INPUT FOR THIS TASK
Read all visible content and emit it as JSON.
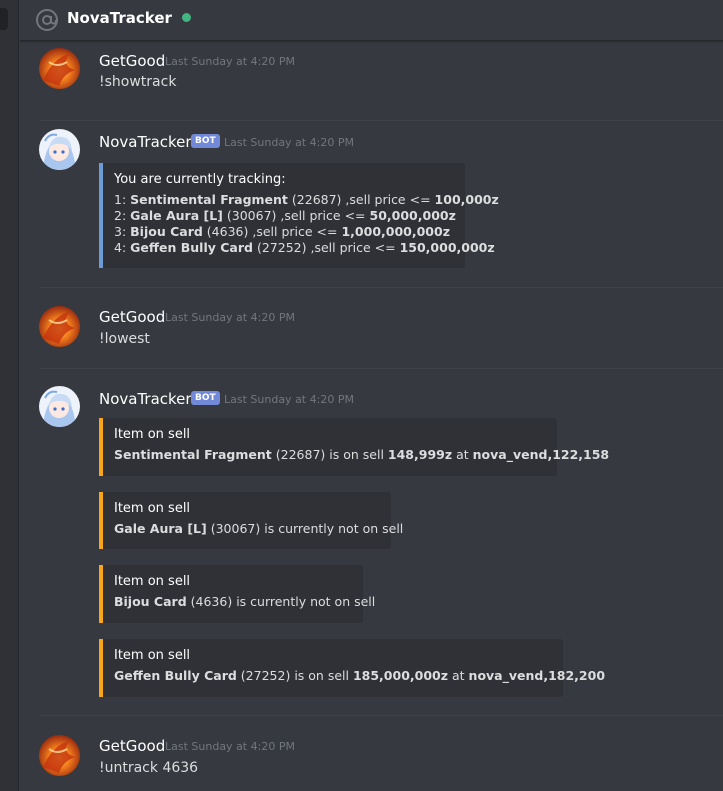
{
  "header": {
    "channel_name": "NovaTracker",
    "status_color": "#43b581"
  },
  "colors": {
    "bot_tag": "#7289da",
    "embed_tracking": "#6d9bd4",
    "embed_sell": "#faa61a"
  },
  "messages": [
    {
      "author": "GetGood",
      "time": "Last Sunday at 4:20 PM",
      "content": "!showtrack"
    },
    {
      "author": "NovaTracker",
      "bot_tag": "BOT",
      "time": "Last Sunday at 4:20 PM",
      "embed": {
        "title": "You are currently tracking:",
        "lines": [
          {
            "idx": "1:",
            "name": "Sentimental Fragment",
            "id": "(22687)",
            "mid": ",sell price <=",
            "price": "100,000z"
          },
          {
            "idx": "2:",
            "name": "Gale Aura [L]",
            "id": "(30067)",
            "mid": ",sell price <=",
            "price": "50,000,000z"
          },
          {
            "idx": "3:",
            "name": "Bijou Card",
            "id": "(4636)",
            "mid": ",sell price <=",
            "price": "1,000,000,000z"
          },
          {
            "idx": "4:",
            "name": "Geffen Bully Card",
            "id": "(27252)",
            "mid": ",sell price <=",
            "price": "150,000,000z"
          }
        ]
      }
    },
    {
      "author": "GetGood",
      "time": "Last Sunday at 4:20 PM",
      "content": "!lowest"
    },
    {
      "author": "NovaTracker",
      "bot_tag": "BOT",
      "time": "Last Sunday at 4:20 PM",
      "embeds": [
        {
          "title": "Item on sell",
          "name": "Sentimental Fragment",
          "id": "(22687)",
          "mid": "is on sell",
          "price": "148,999z",
          "at": "at",
          "vendor": "nova_vend,122,158"
        },
        {
          "title": "Item on sell",
          "name": "Gale Aura [L]",
          "id": "(30067)",
          "rest": "is currently not on sell"
        },
        {
          "title": "Item on sell",
          "name": "Bijou Card",
          "id": "(4636)",
          "rest": "is currently not on sell"
        },
        {
          "title": "Item on sell",
          "name": "Geffen Bully Card",
          "id": "(27252)",
          "mid": "is on sell",
          "price": "185,000,000z",
          "at": "at",
          "vendor": "nova_vend,182,200"
        }
      ]
    },
    {
      "author": "GetGood",
      "time": "Last Sunday at 4:20 PM",
      "content": "!untrack 4636"
    }
  ]
}
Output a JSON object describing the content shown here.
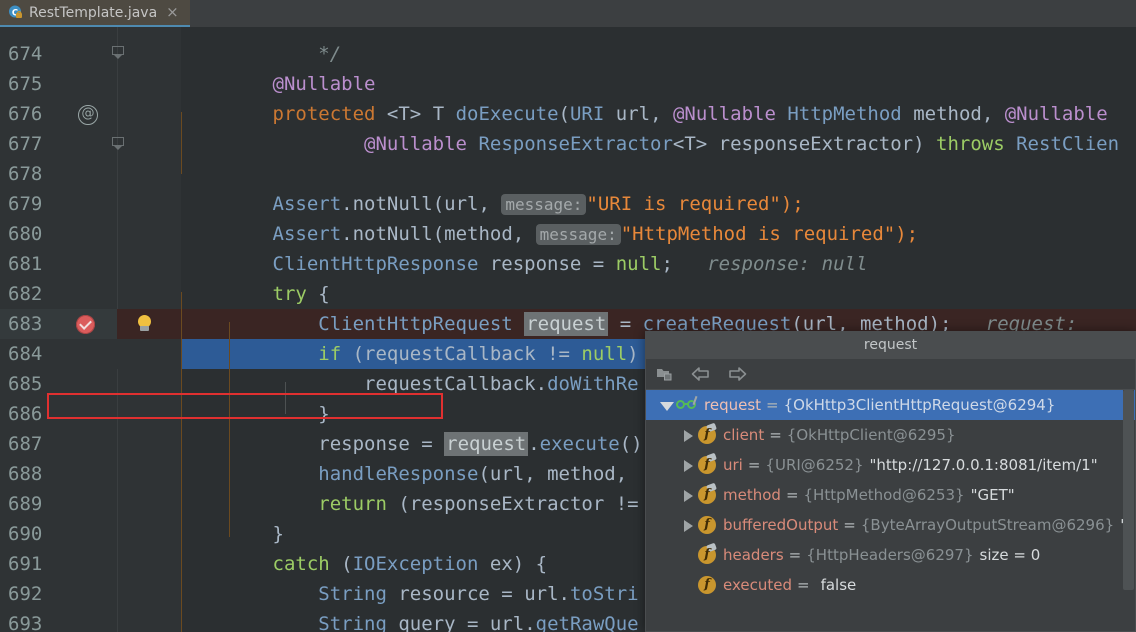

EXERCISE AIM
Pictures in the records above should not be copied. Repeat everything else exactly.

FINAL ANSWER
Read all visible content and emit it as JSON.
{
  "header": {
    "channel_name": "NovaTracker",
    "status_color": "#43b581"
  },
  "colors": {
    "bot_tag": "#7289da",
    "embed_tracking": "#6d9bd4",
    "embed_sell": "#faa61a"
  },
  "messages": [
    {
      "author": "GetGood",
      "time": "Last Sunday at 4:20 PM",
      "content": "!showtrack"
    },
    {
      "author": "NovaTracker",
      "bot_tag": "BOT",
      "time": "Last Sunday at 4:20 PM",
      "embed": {
        "title": "You are currently tracking:",
        "lines": [
          {
            "idx": "1:",
            "name": "Sentimental Fragment",
            "id": "(22687)",
            "mid": ",sell price <=",
            "price": "100,000z"
          },
          {
            "idx": "2:",
            "name": "Gale Aura [L]",
            "id": "(30067)",
            "mid": ",sell price <=",
            "price": "50,000,000z"
          },
          {
            "idx": "3:",
            "name": "Bijou Card",
            "id": "(4636)",
            "mid": ",sell price <=",
            "price": "1,000,000,000z"
          },
          {
            "idx": "4:",
            "name": "Geffen Bully Card",
            "id": "(27252)",
            "mid": ",sell price <=",
            "price": "150,000,000z"
          }
        ]
      }
    },
    {
      "author": "GetGood",
      "time": "Last Sunday at 4:20 PM",
      "content": "!lowest"
    },
    {
      "author": "NovaTracker",
      "bot_tag": "BOT",
      "time": "Last Sunday at 4:20 PM",
      "embeds": [
        {
          "title": "Item on sell",
          "name": "Sentimental Fragment",
          "id": "(22687)",
          "mid": "is on sell",
          "price": "148,999z",
          "at": "at",
          "vendor": "nova_vend,122,158"
        },
        {
          "title": "Item on sell",
          "name": "Gale Aura [L]",
          "id": "(30067)",
          "rest": "is currently not on sell"
        },
        {
          "title": "Item on sell",
          "name": "Bijou Card",
          "id": "(4636)",
          "rest": "is currently not on sell"
        },
        {
          "title": "Item on sell",
          "name": "Geffen Bully Card",
          "id": "(27252)",
          "mid": "is on sell",
          "price": "185,000,000z",
          "at": "at",
          "vendor": "nova_vend,182,200"
        }
      ]
    },
    {
      "author": "GetGood",
      "time": "Last Sunday at 4:20 PM",
      "content": "!untrack 4636"
    }
  ]
}
Output a JSON object describing the content shown here.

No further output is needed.